Diana’s father, a chef in New York’s Chinatown, was visiting and planning a special meal Wednesday night. They were shopping for fresh greens when the Buick appeared out of nowhere. Diana’s father was among the injured and was hospitalized Wednesday night.
He learned Thursday that his daughter and son-in-law had been killed.
Diana had a fine arts degree from the New York Institute of Technology and worked more than 15 years as a project manager for architectural firms, banks and furniture designers. She had hoped to start a feng shui consulting business, but had taken part-time work at the Skirball Cultural Center.
Kevin McCarthy, 50, took odd jobs and finished his film two weeks ago, according to actor and longtime friend Francesco Mazzini.
Titled “The Rouge Shoes,” the self-financed black-and-white feature owed as much to Federico Fellini as Buster Keaton, said Mazzini, who stars in the film.
Slight and bespectacled, Kevin had a degree in literature and a thousand ideas, Mazzini said. He spoke at length about books, art and politics.
“Everything that came out of his mouth was like a little poem,” Mazzini said.
It was partly his poetry that attracted Diana, who was a manager at a Chase Manhattan bank branch when they met. The differences in their job status made a romance seem improbable. “He charmed her somehow with his goofiness,” Mazzini said.
The decision to come to Los Angeles was not easy for the couple, recalled Ilaan Egeland, Mazzini’s girlfriend. They knew they were older than most people starting out in the capital of the movie industry.
“I think together they forged the courage to do something new that they wouldn’t have done individually,” she said.
Diana took to her Sunday job welcoming visitors at the Skirball Center, where Egeland also works. Her poise, professional experience and education made her “one of these miracle people who come along once in a while for a nonprofit cultural institution,” said Lori Starr, the center’s senior vice president. “She was warm, kind, funny.”

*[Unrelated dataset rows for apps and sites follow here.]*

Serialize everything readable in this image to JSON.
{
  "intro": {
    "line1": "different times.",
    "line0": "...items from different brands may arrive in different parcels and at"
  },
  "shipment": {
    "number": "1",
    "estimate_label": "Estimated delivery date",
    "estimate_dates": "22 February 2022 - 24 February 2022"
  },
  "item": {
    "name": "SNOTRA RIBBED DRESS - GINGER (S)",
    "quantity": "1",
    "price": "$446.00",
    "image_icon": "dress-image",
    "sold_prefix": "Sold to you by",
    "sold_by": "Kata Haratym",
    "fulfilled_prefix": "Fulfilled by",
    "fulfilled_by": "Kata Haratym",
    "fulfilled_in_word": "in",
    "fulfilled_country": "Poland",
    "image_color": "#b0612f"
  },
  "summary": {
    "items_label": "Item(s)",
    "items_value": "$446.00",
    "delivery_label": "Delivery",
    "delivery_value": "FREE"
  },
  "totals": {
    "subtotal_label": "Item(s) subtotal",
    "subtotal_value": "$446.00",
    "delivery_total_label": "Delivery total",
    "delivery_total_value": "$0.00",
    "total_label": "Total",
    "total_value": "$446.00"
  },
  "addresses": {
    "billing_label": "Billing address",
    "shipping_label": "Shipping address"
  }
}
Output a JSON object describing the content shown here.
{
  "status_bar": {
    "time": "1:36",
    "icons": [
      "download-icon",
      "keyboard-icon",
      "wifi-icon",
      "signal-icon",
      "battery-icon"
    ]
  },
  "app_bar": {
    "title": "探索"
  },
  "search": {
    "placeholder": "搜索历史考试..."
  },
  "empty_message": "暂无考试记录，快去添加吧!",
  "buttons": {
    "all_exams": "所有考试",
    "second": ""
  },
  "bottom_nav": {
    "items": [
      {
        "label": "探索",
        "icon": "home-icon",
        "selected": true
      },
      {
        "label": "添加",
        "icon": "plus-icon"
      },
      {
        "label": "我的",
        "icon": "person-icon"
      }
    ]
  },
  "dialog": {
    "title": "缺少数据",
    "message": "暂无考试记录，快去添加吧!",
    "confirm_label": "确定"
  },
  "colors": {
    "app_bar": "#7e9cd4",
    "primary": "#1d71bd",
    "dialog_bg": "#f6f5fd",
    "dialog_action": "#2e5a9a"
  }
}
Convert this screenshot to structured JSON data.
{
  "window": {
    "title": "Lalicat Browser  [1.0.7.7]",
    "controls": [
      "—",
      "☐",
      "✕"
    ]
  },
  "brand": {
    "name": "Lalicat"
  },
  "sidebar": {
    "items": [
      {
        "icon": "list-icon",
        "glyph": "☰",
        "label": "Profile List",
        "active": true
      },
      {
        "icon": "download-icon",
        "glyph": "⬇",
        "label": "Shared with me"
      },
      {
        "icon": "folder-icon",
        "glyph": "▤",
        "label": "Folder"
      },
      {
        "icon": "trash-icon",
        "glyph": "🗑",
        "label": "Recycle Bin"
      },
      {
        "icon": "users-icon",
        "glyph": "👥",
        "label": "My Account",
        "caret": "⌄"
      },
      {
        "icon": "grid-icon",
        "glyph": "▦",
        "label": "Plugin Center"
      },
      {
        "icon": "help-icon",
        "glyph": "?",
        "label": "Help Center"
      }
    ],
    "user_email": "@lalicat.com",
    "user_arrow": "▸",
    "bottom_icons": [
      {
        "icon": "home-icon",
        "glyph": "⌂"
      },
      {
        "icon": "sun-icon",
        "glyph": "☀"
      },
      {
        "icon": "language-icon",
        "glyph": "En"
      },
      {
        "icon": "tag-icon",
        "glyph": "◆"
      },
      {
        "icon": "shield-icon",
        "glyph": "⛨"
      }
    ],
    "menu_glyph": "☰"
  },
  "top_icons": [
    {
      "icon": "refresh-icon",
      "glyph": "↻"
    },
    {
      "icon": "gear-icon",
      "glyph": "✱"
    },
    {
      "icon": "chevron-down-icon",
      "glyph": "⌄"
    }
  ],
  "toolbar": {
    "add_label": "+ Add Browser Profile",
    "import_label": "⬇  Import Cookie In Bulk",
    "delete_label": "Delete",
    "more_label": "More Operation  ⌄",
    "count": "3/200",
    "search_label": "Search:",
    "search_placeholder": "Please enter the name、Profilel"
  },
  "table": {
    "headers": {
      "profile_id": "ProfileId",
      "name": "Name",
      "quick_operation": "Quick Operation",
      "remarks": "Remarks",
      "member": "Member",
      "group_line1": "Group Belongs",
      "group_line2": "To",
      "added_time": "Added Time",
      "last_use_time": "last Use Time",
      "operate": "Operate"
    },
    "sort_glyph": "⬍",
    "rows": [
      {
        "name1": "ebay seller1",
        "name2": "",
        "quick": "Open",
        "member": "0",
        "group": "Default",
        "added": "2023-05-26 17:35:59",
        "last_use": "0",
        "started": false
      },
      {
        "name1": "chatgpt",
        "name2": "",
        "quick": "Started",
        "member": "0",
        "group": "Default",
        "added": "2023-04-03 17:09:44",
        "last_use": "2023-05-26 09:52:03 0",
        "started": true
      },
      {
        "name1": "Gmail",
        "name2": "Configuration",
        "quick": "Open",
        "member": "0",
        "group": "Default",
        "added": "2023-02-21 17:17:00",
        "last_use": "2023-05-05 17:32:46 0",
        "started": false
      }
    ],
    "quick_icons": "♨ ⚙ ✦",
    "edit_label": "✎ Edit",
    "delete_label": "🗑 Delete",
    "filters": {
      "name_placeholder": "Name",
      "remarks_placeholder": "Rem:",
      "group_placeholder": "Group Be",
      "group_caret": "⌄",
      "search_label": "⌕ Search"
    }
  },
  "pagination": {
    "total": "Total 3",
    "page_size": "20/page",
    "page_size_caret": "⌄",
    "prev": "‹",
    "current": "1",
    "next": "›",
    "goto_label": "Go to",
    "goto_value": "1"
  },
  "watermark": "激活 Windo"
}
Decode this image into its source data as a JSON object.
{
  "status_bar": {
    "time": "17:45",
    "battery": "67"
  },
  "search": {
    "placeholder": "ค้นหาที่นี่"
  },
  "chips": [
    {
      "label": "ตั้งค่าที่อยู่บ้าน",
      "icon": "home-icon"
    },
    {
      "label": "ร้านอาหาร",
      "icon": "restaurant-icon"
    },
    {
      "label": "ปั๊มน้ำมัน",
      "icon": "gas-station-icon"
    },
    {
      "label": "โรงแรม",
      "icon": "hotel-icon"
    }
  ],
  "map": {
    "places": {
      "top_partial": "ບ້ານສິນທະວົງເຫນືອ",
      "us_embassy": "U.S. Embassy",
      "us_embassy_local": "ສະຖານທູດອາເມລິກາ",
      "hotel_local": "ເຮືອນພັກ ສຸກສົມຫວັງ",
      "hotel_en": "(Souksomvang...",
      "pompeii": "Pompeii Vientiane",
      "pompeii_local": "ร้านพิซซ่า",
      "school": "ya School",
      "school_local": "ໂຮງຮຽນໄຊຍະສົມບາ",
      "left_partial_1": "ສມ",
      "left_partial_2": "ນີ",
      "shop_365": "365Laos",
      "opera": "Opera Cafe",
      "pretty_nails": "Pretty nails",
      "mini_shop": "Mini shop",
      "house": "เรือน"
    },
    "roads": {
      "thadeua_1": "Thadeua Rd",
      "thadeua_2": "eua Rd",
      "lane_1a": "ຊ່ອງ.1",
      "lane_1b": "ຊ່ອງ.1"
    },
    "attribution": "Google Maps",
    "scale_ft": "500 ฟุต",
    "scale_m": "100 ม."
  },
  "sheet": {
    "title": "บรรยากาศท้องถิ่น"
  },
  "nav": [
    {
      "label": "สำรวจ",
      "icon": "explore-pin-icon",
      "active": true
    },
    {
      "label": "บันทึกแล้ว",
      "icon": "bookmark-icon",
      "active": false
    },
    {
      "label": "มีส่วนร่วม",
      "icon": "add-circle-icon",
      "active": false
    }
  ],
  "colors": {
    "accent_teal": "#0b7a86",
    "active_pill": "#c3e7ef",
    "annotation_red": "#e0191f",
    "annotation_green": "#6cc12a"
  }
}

With Kevin’s film project finished, it was a period of anticipation for the couple when they visited the farmers market on Wednesday. Mazzini said McCarthy had given him a copy of the finished film. But they had not yet watched it together. They were waiting for a chance to see it on a big screen.
On Thursday, Mazzini said he had a hard time imagining his friend’s life ending at a farmers market.
Mazzini said McCarthy probably hadn’t eaten a vegetable in years. He was a pizza kind of guy, he said.
This article was reported by Times staff writers Daniel Hernandez, Jennifer Mena, Nora Zamichow, Robert J. Lopez, Connie Stewart, Scott Glover, Joel Rubin, Megan Garvey, Jessica Garrison, Carla Hall, Allison Hoffman, Rich Connell, Richard Fausset, Steve Hymon and Li Fellers. It was written by Geoffrey Mohan.